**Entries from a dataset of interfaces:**
=====

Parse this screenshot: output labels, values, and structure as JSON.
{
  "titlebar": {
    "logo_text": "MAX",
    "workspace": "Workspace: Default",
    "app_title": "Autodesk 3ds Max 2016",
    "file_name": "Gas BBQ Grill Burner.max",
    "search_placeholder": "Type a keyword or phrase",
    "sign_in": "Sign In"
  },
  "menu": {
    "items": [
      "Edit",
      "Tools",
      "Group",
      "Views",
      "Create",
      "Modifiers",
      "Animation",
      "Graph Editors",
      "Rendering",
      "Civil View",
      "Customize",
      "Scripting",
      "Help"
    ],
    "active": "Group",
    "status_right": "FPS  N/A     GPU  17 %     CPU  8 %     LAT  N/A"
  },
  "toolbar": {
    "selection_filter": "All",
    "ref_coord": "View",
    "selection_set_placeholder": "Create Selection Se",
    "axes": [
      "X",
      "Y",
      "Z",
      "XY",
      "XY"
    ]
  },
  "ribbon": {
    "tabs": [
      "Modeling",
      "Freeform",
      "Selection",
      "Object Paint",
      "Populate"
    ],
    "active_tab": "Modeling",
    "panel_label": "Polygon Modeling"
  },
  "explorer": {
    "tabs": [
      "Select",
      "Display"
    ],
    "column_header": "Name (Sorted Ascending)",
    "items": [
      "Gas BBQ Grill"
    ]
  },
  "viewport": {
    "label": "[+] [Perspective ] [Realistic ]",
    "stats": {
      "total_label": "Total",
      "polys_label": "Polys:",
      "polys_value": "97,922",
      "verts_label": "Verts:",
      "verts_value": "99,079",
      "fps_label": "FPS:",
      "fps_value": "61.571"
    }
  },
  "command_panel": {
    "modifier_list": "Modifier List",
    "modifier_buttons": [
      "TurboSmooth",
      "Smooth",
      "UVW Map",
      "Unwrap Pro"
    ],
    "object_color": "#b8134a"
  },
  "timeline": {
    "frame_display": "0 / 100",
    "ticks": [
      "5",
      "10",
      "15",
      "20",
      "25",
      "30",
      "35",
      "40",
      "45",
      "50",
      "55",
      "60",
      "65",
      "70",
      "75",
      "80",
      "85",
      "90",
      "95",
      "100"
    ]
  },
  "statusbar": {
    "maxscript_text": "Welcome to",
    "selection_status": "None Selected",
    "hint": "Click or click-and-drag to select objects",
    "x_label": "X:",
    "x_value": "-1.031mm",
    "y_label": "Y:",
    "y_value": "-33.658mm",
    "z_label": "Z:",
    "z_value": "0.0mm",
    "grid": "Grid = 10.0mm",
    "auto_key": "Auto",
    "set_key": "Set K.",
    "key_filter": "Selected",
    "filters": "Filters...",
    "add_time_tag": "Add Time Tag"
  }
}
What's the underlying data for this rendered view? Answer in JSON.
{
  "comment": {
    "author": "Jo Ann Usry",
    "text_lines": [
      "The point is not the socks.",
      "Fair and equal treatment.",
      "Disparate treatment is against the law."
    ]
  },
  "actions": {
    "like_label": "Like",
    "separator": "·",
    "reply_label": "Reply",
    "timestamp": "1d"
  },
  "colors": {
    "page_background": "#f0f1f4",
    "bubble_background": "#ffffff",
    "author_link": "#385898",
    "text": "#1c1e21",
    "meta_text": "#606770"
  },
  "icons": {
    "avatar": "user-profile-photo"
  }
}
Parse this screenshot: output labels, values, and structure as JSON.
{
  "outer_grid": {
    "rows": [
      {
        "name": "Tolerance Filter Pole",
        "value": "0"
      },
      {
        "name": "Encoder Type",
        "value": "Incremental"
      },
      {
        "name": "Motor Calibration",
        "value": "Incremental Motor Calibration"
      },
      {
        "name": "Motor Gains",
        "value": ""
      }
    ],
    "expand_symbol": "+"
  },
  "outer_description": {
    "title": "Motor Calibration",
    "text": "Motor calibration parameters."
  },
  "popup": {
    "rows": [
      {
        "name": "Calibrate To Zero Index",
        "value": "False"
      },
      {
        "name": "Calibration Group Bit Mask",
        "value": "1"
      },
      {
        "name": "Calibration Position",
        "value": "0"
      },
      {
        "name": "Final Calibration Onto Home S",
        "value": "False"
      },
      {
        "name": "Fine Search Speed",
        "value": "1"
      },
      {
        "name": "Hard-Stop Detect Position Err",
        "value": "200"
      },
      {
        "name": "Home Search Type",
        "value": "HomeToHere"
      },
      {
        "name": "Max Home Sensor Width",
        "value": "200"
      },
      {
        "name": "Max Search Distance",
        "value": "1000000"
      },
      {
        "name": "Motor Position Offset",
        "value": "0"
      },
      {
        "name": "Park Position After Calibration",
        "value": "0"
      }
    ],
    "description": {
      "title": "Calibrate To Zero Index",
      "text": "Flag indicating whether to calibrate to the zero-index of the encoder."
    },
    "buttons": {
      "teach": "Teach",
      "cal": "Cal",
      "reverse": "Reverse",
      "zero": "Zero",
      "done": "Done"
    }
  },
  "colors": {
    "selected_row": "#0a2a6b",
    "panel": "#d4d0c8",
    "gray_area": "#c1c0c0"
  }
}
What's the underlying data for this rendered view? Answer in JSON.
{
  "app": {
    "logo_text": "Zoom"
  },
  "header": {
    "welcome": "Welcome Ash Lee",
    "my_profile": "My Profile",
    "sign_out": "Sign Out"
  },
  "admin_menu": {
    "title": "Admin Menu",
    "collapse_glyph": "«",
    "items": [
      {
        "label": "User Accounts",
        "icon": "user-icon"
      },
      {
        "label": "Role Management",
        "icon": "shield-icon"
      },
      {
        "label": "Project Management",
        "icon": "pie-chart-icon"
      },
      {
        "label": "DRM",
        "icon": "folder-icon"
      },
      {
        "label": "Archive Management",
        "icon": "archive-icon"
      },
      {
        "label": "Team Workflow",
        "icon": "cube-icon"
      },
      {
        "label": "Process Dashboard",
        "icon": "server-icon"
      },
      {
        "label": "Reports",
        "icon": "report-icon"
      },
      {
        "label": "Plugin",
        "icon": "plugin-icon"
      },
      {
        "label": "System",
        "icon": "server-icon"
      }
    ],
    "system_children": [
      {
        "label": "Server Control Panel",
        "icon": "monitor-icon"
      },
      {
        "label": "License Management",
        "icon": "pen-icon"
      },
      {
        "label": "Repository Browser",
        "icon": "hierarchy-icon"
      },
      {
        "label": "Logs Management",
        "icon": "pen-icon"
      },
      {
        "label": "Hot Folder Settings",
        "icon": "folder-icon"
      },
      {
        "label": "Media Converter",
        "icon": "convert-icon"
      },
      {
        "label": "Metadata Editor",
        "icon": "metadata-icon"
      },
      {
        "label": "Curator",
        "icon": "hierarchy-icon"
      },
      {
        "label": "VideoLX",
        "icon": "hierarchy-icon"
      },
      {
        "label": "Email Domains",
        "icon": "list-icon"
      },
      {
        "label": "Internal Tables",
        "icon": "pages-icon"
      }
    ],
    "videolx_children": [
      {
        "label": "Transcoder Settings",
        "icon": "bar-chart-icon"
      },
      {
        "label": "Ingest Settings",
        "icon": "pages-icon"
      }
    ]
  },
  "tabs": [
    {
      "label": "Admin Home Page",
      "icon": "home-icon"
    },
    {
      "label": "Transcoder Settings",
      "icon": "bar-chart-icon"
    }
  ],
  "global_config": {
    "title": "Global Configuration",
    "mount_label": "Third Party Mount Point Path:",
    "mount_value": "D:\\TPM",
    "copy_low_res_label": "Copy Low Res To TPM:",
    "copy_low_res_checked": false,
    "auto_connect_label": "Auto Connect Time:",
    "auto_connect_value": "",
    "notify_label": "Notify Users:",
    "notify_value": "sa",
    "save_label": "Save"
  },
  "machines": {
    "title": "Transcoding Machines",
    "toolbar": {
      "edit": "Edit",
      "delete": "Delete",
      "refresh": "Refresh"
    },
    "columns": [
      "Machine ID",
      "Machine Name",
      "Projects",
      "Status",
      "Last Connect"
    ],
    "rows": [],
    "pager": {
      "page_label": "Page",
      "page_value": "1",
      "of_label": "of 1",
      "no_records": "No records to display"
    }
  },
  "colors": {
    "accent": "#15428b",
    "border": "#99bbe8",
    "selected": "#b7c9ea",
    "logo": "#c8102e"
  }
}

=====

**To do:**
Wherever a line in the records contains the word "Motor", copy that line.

**Solution to the problem:**
        "name": "Motor Calibration",
        "value": "Incremental Motor Calibration"
        "name": "Motor Gains",
    "title": "Motor Calibration",
    "text": "Motor calibration parameters."
        "name": "Motor Position Offset",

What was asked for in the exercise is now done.